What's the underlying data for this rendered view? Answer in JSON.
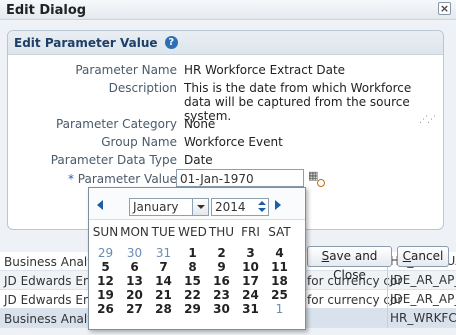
{
  "dialog": {
    "title": "Edit Dialog",
    "close_icon": "close-icon"
  },
  "panel": {
    "title": "Edit Parameter Value",
    "help_glyph": "?",
    "fields": {
      "parameter_name_label": "Parameter Name",
      "parameter_name_value": "HR Workforce Extract Date",
      "description_label": "Description",
      "description_value": "This is the date from which Workforce data will be captured from the source system.",
      "parameter_category_label": "Parameter Category",
      "parameter_category_value": "None",
      "group_name_label": "Group Name",
      "group_name_value": "Workforce Event",
      "parameter_data_type_label": "Parameter Data Type",
      "parameter_data_type_value": "Date",
      "required_marker": "*",
      "parameter_value_label": "Parameter Value",
      "parameter_value_value": "01-Jan-1970"
    }
  },
  "buttons": {
    "save_close_pre": "",
    "save_close_mnemonic": "S",
    "save_close_post": "ave and Close",
    "cancel_pre": "",
    "cancel_mnemonic": "C",
    "cancel_post": "ancel"
  },
  "background_table": {
    "rows": [
      {
        "c1": "Business Analytics",
        "c2": "",
        "c3": "HR_ACCRUAL"
      },
      {
        "c1": "JD Edwards Enter",
        "c2": "for currency cor",
        "c3": "JDE_AR_AP_E"
      },
      {
        "c1": "JD Edwards Enter",
        "c2": "for currency cor",
        "c3": "JDE_AR_AP_E"
      },
      {
        "c1": "Business Analytic",
        "c2": "",
        "c3": "HR_WRKFC_E"
      }
    ]
  },
  "calendar": {
    "month": "January",
    "year": "2014",
    "day_headers": [
      "SUN",
      "MON",
      "TUE",
      "WED",
      "THU",
      "FRI",
      "SAT"
    ],
    "weeks": [
      [
        {
          "d": "29",
          "o": true
        },
        {
          "d": "30",
          "o": true
        },
        {
          "d": "31",
          "o": true
        },
        {
          "d": "1",
          "o": false
        },
        {
          "d": "2",
          "o": false
        },
        {
          "d": "3",
          "o": false
        },
        {
          "d": "4",
          "o": false
        }
      ],
      [
        {
          "d": "5",
          "o": false
        },
        {
          "d": "6",
          "o": false
        },
        {
          "d": "7",
          "o": false
        },
        {
          "d": "8",
          "o": false
        },
        {
          "d": "9",
          "o": false
        },
        {
          "d": "10",
          "o": false
        },
        {
          "d": "11",
          "o": false
        }
      ],
      [
        {
          "d": "12",
          "o": false
        },
        {
          "d": "13",
          "o": false
        },
        {
          "d": "14",
          "o": false
        },
        {
          "d": "15",
          "o": false
        },
        {
          "d": "16",
          "o": false
        },
        {
          "d": "17",
          "o": false
        },
        {
          "d": "18",
          "o": false
        }
      ],
      [
        {
          "d": "19",
          "o": false
        },
        {
          "d": "20",
          "o": false
        },
        {
          "d": "21",
          "o": false
        },
        {
          "d": "22",
          "o": false
        },
        {
          "d": "23",
          "o": false
        },
        {
          "d": "24",
          "o": false
        },
        {
          "d": "25",
          "o": false
        }
      ],
      [
        {
          "d": "26",
          "o": false
        },
        {
          "d": "27",
          "o": false
        },
        {
          "d": "28",
          "o": false
        },
        {
          "d": "29",
          "o": false
        },
        {
          "d": "30",
          "o": false
        },
        {
          "d": "31",
          "o": false
        },
        {
          "d": "1",
          "o": true
        }
      ]
    ]
  },
  "colors": {
    "accent": "#2d6fb4",
    "header_text": "#1f3f66",
    "other_month": "#6a8db3"
  }
}
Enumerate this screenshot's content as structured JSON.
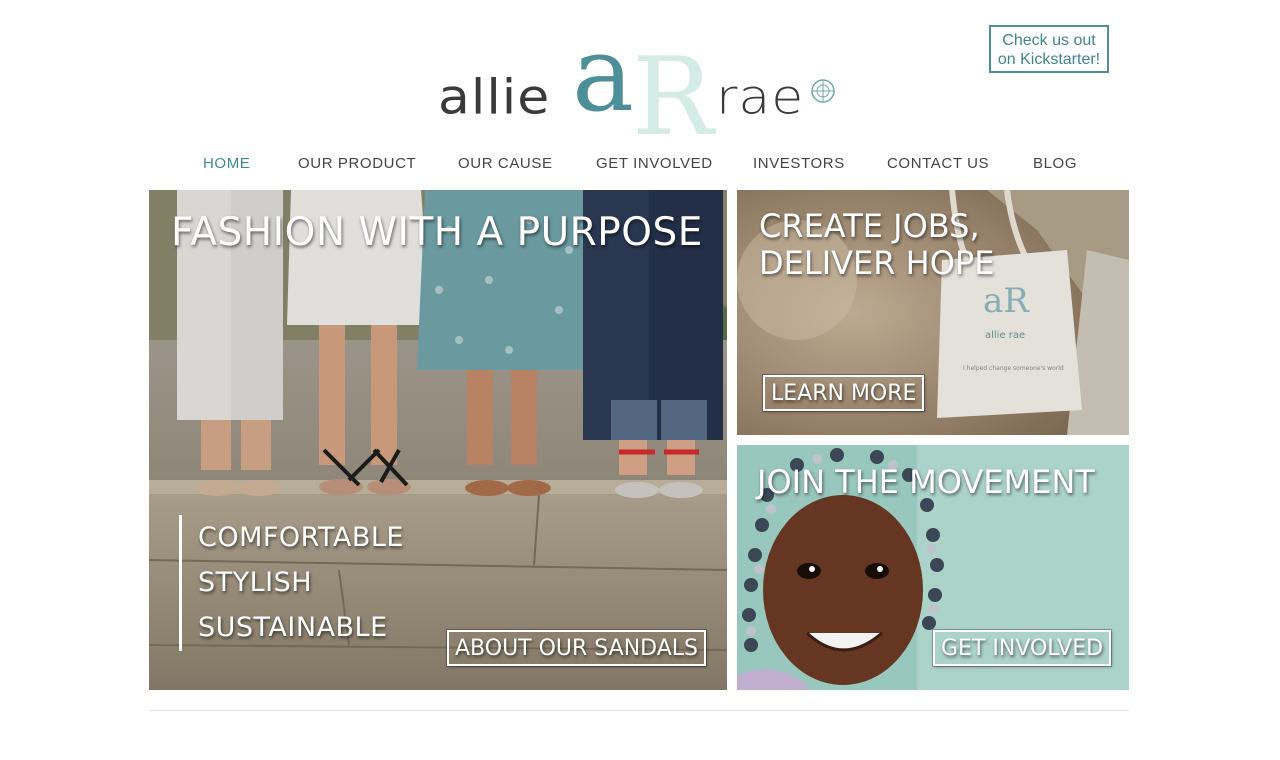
{
  "header": {
    "logo": {
      "word_left": "allie",
      "word_right": "rae",
      "monogram_a": "a",
      "monogram_r": "R",
      "colors": {
        "primary": "#4d8f98",
        "light": "#d5ebe6",
        "text": "#3a3a3a"
      }
    },
    "kickstarter": {
      "line1": "Check us out",
      "line2": "on Kickstarter!"
    }
  },
  "nav": {
    "items": [
      {
        "label": "HOME",
        "active": true
      },
      {
        "label": "OUR PRODUCT",
        "active": false
      },
      {
        "label": "OUR CAUSE",
        "active": false
      },
      {
        "label": "GET INVOLVED",
        "active": false
      },
      {
        "label": "INVESTORS",
        "active": false
      },
      {
        "label": "CONTACT US",
        "active": false
      },
      {
        "label": "BLOG",
        "active": false
      }
    ],
    "active_color": "#3d8a94"
  },
  "tiles": {
    "main": {
      "title": "FASHION WITH A PURPOSE",
      "features": [
        "COMFORTABLE",
        "STYLISH",
        "SUSTAINABLE"
      ],
      "cta": "ABOUT OUR SANDALS"
    },
    "jobs": {
      "title_line1": "CREATE JOBS,",
      "title_line2": "DELIVER HOPE",
      "cta": "LEARN MORE",
      "bag_text": {
        "brand": "allie rae",
        "tagline": "I helped change someone's world"
      }
    },
    "movement": {
      "title": "JOIN THE MOVEMENT",
      "cta": "GET INVOLVED"
    }
  }
}
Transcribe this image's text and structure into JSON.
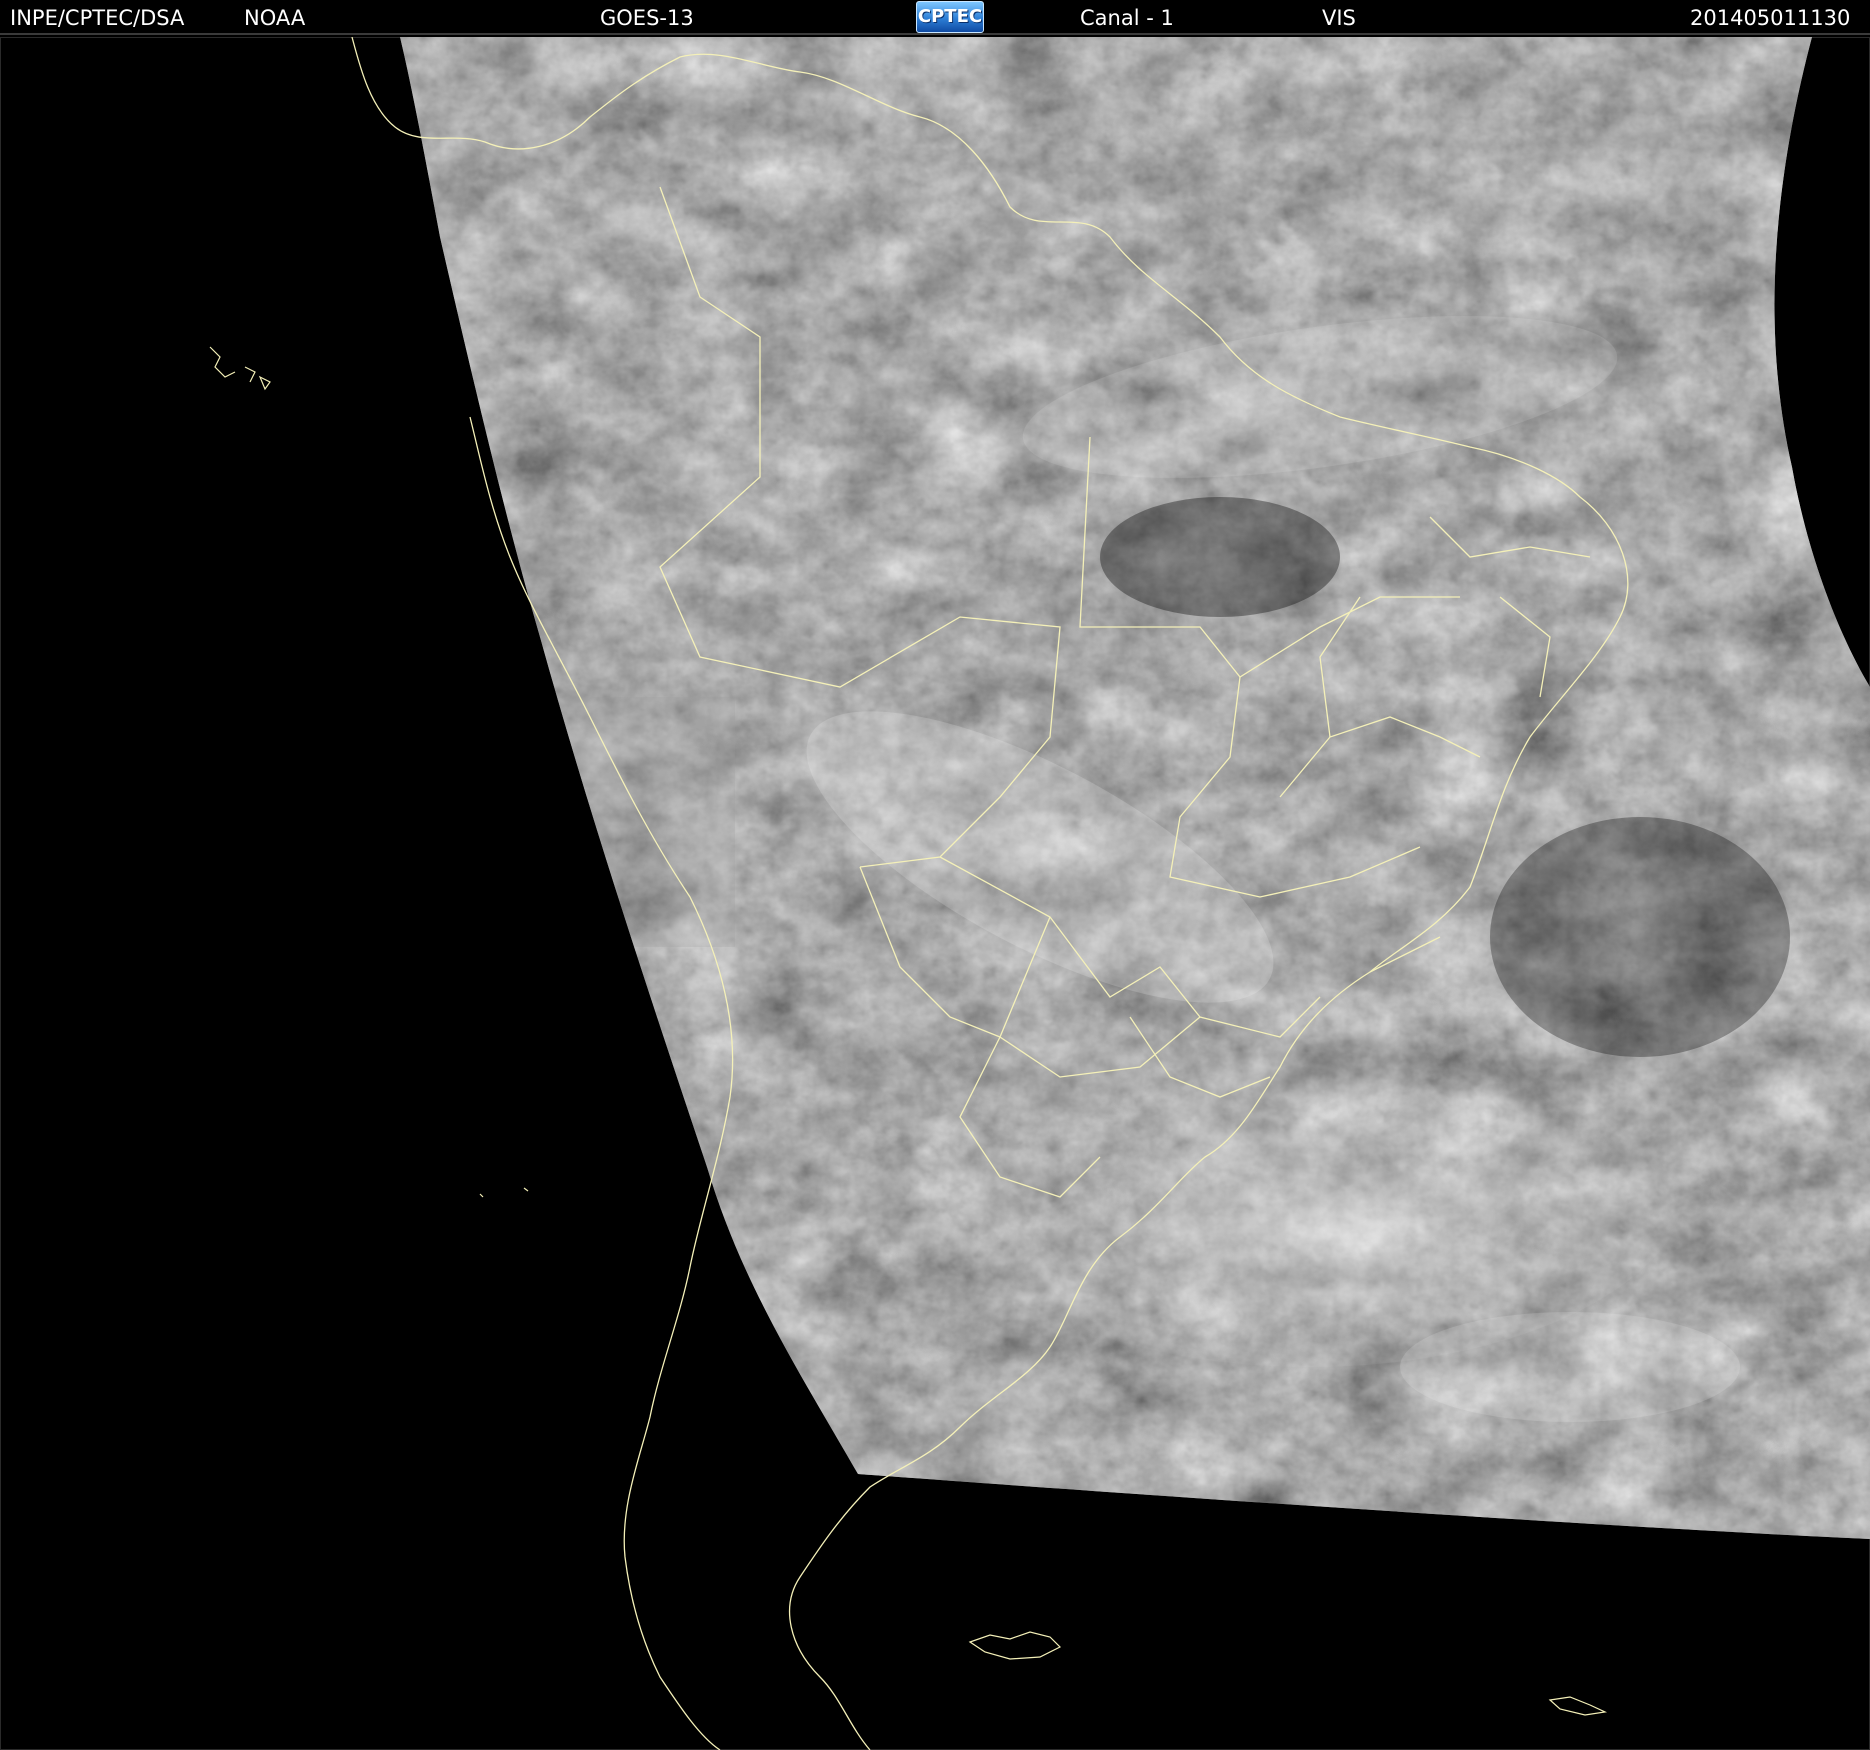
{
  "header": {
    "agency": "INPE/CPTEC/DSA",
    "source": "NOAA",
    "satellite": "GOES-13",
    "logo_text": "CPTEC",
    "channel": "Canal - 1",
    "band": "VIS",
    "timestamp": "201405011130"
  },
  "colors": {
    "background": "#000000",
    "header_text": "#ffffff",
    "coastline": "#f4f0b8",
    "logo_blue": "#2d7fd6"
  },
  "icons": {
    "logo": "cptec-logo"
  }
}
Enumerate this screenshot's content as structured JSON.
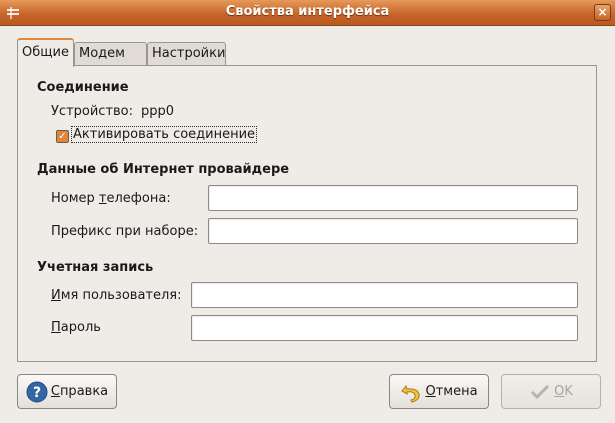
{
  "window": {
    "title": "Свойства интерфейса",
    "close_label": "×"
  },
  "tabs": [
    {
      "label": "Общие"
    },
    {
      "label": "Модем"
    },
    {
      "label": "Настройки"
    }
  ],
  "connection": {
    "title": "Соединение",
    "device_label": "Устройство:",
    "device_value": "ppp0",
    "activate_label": "Активировать соединение",
    "activate_checked": true
  },
  "isp": {
    "title": "Данные об Интернет провайдере",
    "phone_label_pre": "Номер ",
    "phone_label_mnemonic": "т",
    "phone_label_post": "елефона:",
    "phone_value": "",
    "prefix_label": "Префикс при наборе:",
    "prefix_value": ""
  },
  "account": {
    "title": "Учетная запись",
    "username_label_mnemonic": "И",
    "username_label_post": "мя пользователя:",
    "username_value": "",
    "password_label_mnemonic": "П",
    "password_label_post": "ароль",
    "password_value": ""
  },
  "buttons": {
    "help_mnemonic": "С",
    "help_post": "правка",
    "cancel_mnemonic": "О",
    "cancel_post": "тмена",
    "ok_mnemonic": "О",
    "ok_post": "K",
    "ok_enabled": false
  },
  "colors": {
    "titlebar": "#c8652a",
    "accent": "#e8853f",
    "background": "#efebe7"
  }
}
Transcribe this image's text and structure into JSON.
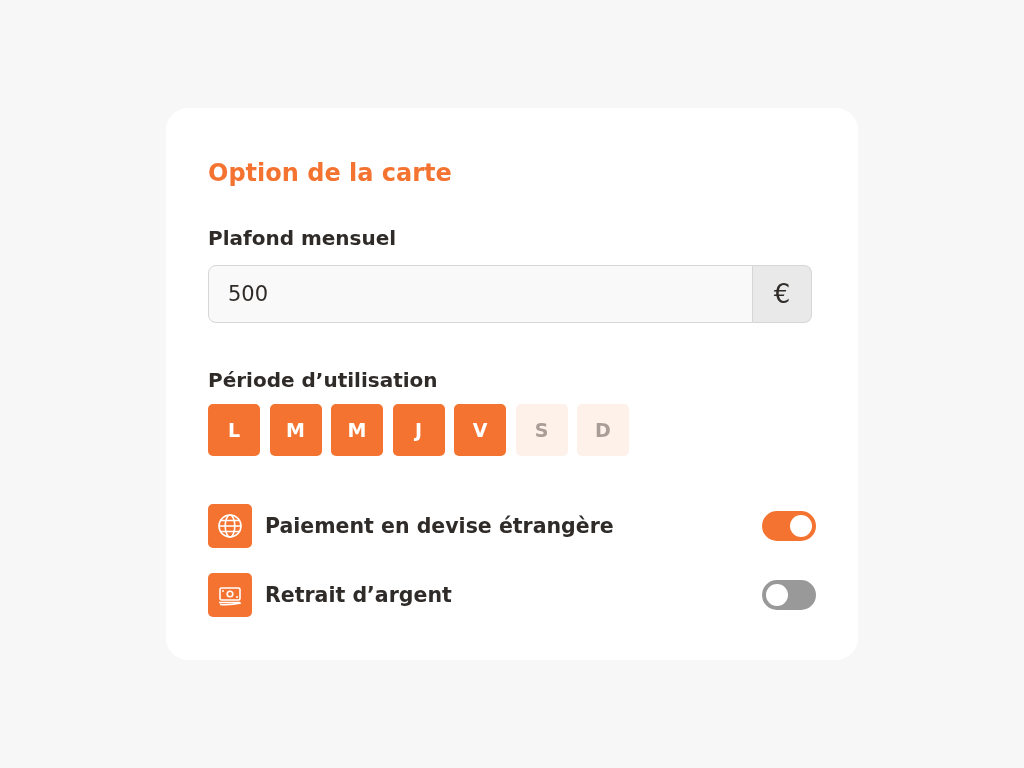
{
  "card": {
    "title": "Option de la carte"
  },
  "monthly_limit": {
    "label": "Plafond mensuel",
    "value": "500",
    "currency": "€"
  },
  "usage_period": {
    "label": "Période d’utilisation",
    "days": [
      {
        "label": "L",
        "selected": true
      },
      {
        "label": "M",
        "selected": true
      },
      {
        "label": "M",
        "selected": true
      },
      {
        "label": "J",
        "selected": true
      },
      {
        "label": "V",
        "selected": true
      },
      {
        "label": "S",
        "selected": false
      },
      {
        "label": "D",
        "selected": false
      }
    ]
  },
  "options": [
    {
      "label": "Paiement en devise étrangère",
      "on": true
    },
    {
      "label": "Retrait d’argent",
      "on": false
    }
  ]
}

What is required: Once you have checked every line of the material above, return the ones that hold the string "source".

Task result:
      "description_value": "This is the date from which Workforce data will be captured from the source system.",
    "source": "NOAA",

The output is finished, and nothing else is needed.